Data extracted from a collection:
((
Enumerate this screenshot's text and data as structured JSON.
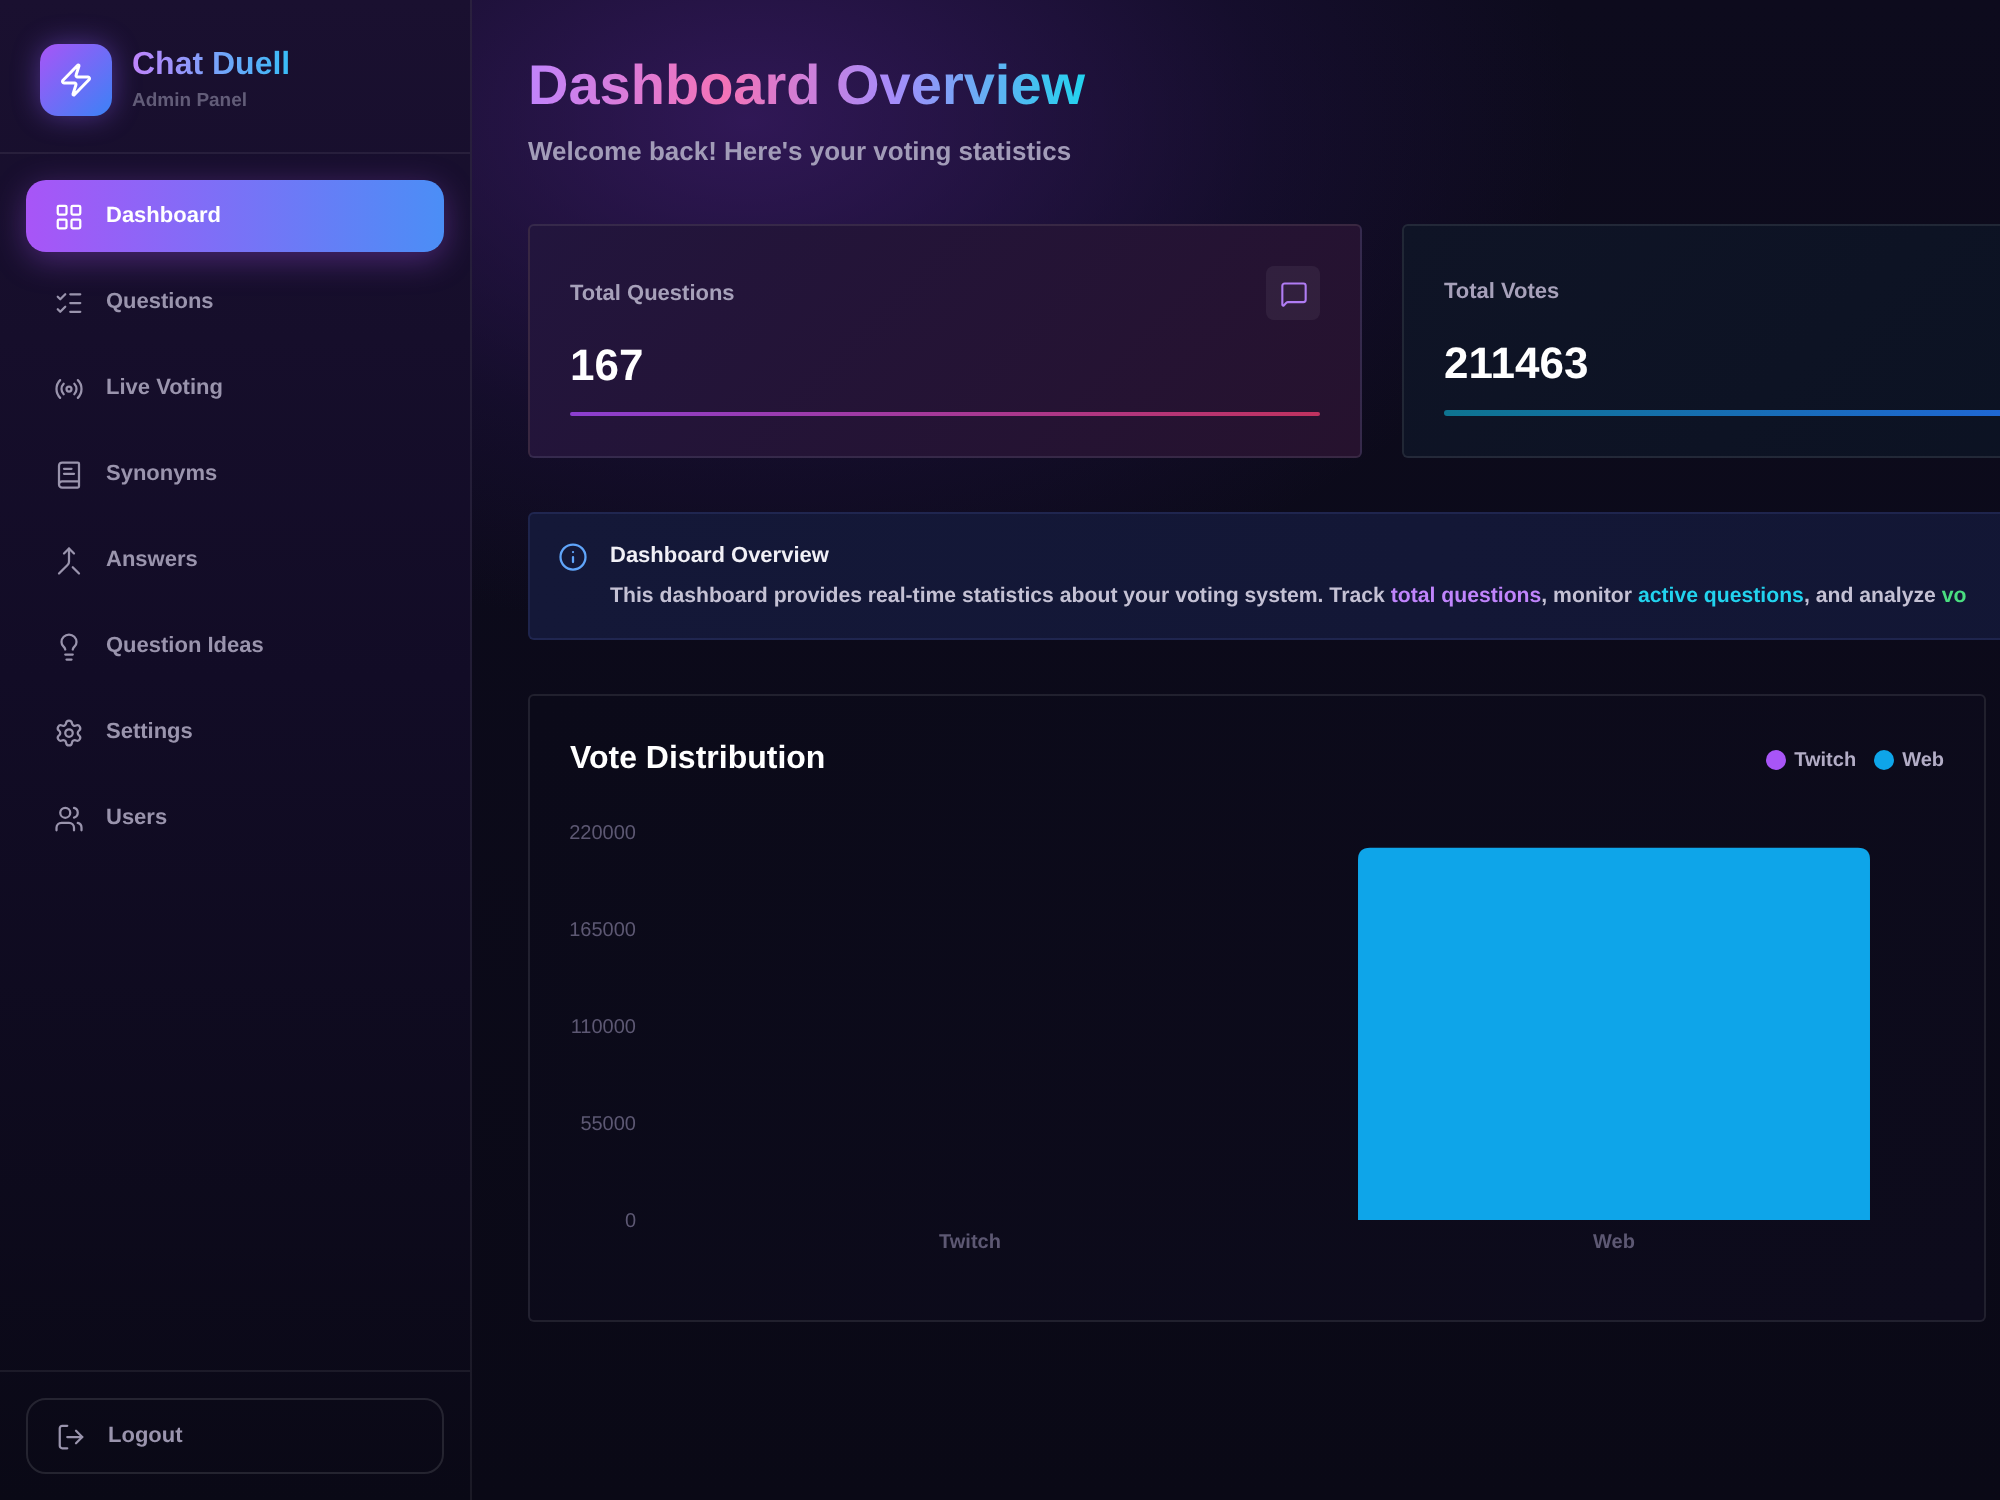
{
  "sidebar": {
    "brand": {
      "name": "Chat Duell",
      "subtitle": "Admin Panel"
    },
    "items": [
      {
        "label": "Dashboard",
        "selected": true
      },
      {
        "label": "Questions",
        "selected": false
      },
      {
        "label": "Live Voting",
        "selected": false
      },
      {
        "label": "Synonyms",
        "selected": false
      },
      {
        "label": "Answers",
        "selected": false
      },
      {
        "label": "Question Ideas",
        "selected": false
      },
      {
        "label": "Settings",
        "selected": false
      },
      {
        "label": "Users",
        "selected": false
      }
    ],
    "logout": {
      "label": "Logout"
    }
  },
  "header": {
    "title": "Dashboard Overview",
    "subtitle": "Welcome back! Here's your voting statistics"
  },
  "stats": [
    {
      "kind": "questions",
      "label": "Total Questions",
      "value": "167"
    },
    {
      "kind": "votes",
      "label": "Total Votes",
      "value": "211463"
    }
  ],
  "info_banner": {
    "title": "Dashboard Overview",
    "segments": [
      {
        "text": "This dashboard provides real-time statistics about your voting system. Track "
      },
      {
        "text": "total questions",
        "color": "#c084fc"
      },
      {
        "text": ", monitor "
      },
      {
        "text": "active questions",
        "color": "#22d3ee"
      },
      {
        "text": ", and analyze "
      },
      {
        "text": "vo",
        "color": "#4ade80"
      }
    ]
  },
  "vote_distribution": {
    "title": "Vote Distribution",
    "chart_data": {
      "type": "bar",
      "categories": [
        "Twitch",
        "Web"
      ],
      "series": [
        {
          "name": "Twitch",
          "color": "#a855f7",
          "values": [
            0,
            null
          ]
        },
        {
          "name": "Web",
          "color": "#0ea5e9",
          "values": [
            null,
            211000
          ]
        }
      ],
      "stacked": true,
      "ylim": [
        0,
        220000
      ],
      "yticks": [
        0,
        55000,
        110000,
        165000,
        220000
      ]
    }
  }
}
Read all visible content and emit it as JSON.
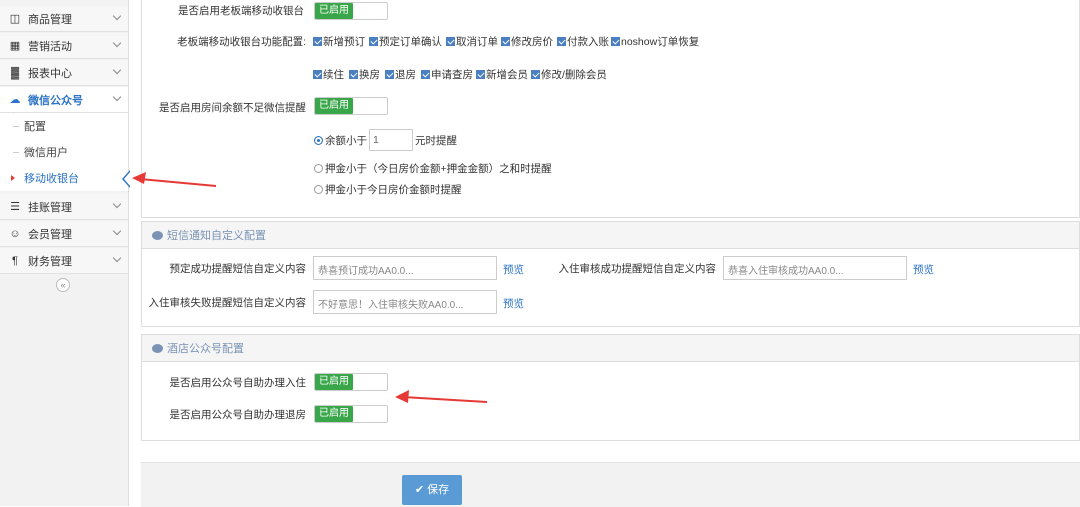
{
  "sidebar": {
    "items": [
      {
        "label": "商品管理",
        "icon": "database-icon"
      },
      {
        "label": "营销活动",
        "icon": "gift-icon"
      },
      {
        "label": "报表中心",
        "icon": "bar-chart-icon"
      },
      {
        "label": "微信公众号",
        "icon": "cloud-icon"
      },
      {
        "label": "挂账管理",
        "icon": "list-icon"
      },
      {
        "label": "会员管理",
        "icon": "users-icon"
      },
      {
        "label": "财务管理",
        "icon": "cutlery-icon"
      }
    ],
    "sub_items": [
      {
        "label": "配置"
      },
      {
        "label": "微信用户"
      },
      {
        "label": "移动收银台"
      }
    ],
    "collapse_label": "«"
  },
  "settings": {
    "mobile_cashier_label": "是否启用老板端移动收银台",
    "mobile_cashier_toggle": "已启用",
    "function_config_label": "老板端移动收银台功能配置:",
    "functions_row1": [
      "新增预订",
      "预定订单确认",
      "取消订单",
      "修改房价",
      "付款入账",
      "noshow订单恢复"
    ],
    "functions_row2": [
      "续住",
      "换房",
      "退房",
      "申请查房",
      "新增会员",
      "修改/删除会员"
    ],
    "balance_remind_label": "是否启用房间余额不足微信提醒",
    "balance_remind_toggle": "已启用",
    "radio_option1_prefix": "余额小于",
    "radio_option1_value": "1",
    "radio_option1_suffix": "元时提醒",
    "radio_option2": "押金小于（今日房价金额+押金金额）之和时提醒",
    "radio_option3": "押金小于今日房价金额时提醒"
  },
  "sms": {
    "title": "短信通知自定义配置",
    "booking_label": "预定成功提醒短信自定义内容",
    "booking_placeholder": "恭喜预订成功AA0.0...",
    "checkin_success_label": "入住审核成功提醒短信自定义内容",
    "checkin_success_placeholder": "恭喜入住审核成功AA0.0...",
    "checkin_fail_label": "入住审核失败提醒短信自定义内容",
    "checkin_fail_placeholder": "不好意思！入住审核失败AA0.0...",
    "preview_label": "预览"
  },
  "hotel_wechat": {
    "title": "酒店公众号配置",
    "self_checkin_label": "是否启用公众号自助办理入住",
    "self_checkin_toggle": "已启用",
    "self_checkout_label": "是否启用公众号自助办理退房",
    "self_checkout_toggle": "已启用"
  },
  "footer": {
    "save_label": "保存"
  },
  "colors": {
    "accent": "#2b73c7",
    "toggle_on": "#3aa64a",
    "save_button": "#5b9bd5",
    "arrow": "#e53935"
  }
}
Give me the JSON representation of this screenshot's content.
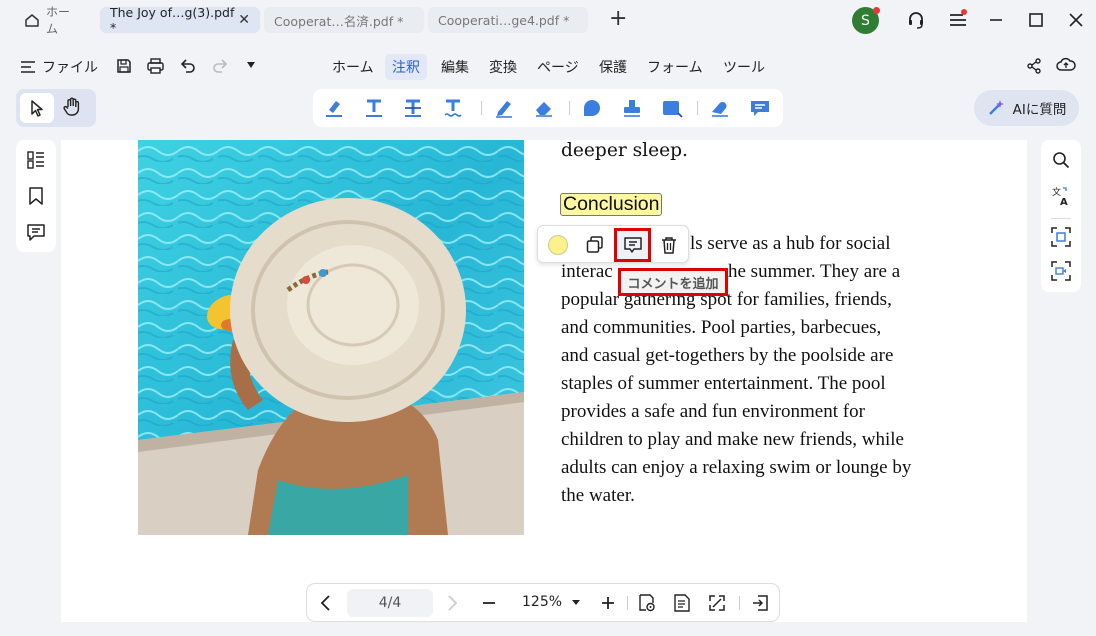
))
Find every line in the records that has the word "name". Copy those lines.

RESULT BELOW:
      "name": "Chat Duell",
          "name": "Twitch",
          "name": "Web",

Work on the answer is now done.